[Data records for software interfaces]
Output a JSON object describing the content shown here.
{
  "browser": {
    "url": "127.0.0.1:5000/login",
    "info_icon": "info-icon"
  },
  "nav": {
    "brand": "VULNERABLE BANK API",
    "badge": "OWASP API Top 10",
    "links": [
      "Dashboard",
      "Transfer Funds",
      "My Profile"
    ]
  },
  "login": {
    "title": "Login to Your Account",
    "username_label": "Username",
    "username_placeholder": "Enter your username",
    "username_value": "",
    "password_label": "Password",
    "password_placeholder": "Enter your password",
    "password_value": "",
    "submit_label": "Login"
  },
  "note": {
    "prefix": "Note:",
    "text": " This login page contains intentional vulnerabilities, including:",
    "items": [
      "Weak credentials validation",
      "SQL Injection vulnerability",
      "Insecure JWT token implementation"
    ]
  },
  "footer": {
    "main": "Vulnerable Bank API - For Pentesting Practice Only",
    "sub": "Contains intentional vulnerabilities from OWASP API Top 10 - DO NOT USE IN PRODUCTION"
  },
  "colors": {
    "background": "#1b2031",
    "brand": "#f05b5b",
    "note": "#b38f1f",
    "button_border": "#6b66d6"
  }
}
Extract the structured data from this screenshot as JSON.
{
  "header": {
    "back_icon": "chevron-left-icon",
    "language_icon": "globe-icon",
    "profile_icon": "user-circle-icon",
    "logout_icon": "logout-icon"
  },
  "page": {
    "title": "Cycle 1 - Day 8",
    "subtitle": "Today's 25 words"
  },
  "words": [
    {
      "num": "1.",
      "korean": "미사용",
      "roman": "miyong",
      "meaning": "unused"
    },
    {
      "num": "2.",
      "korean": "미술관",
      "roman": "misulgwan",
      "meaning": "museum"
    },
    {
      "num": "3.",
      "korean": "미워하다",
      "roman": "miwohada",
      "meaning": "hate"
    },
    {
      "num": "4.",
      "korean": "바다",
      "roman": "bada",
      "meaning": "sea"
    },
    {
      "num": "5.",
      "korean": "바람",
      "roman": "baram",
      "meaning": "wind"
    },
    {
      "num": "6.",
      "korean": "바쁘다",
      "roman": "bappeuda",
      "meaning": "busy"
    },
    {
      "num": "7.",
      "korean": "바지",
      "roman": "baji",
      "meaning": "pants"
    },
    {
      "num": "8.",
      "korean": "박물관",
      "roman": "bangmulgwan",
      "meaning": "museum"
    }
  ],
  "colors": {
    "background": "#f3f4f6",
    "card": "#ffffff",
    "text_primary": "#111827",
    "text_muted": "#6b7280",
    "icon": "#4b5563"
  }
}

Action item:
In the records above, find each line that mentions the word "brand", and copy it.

Exercise answer:
    "brand": "VULNERABLE BANK API",
    "brand": "#f05b5b",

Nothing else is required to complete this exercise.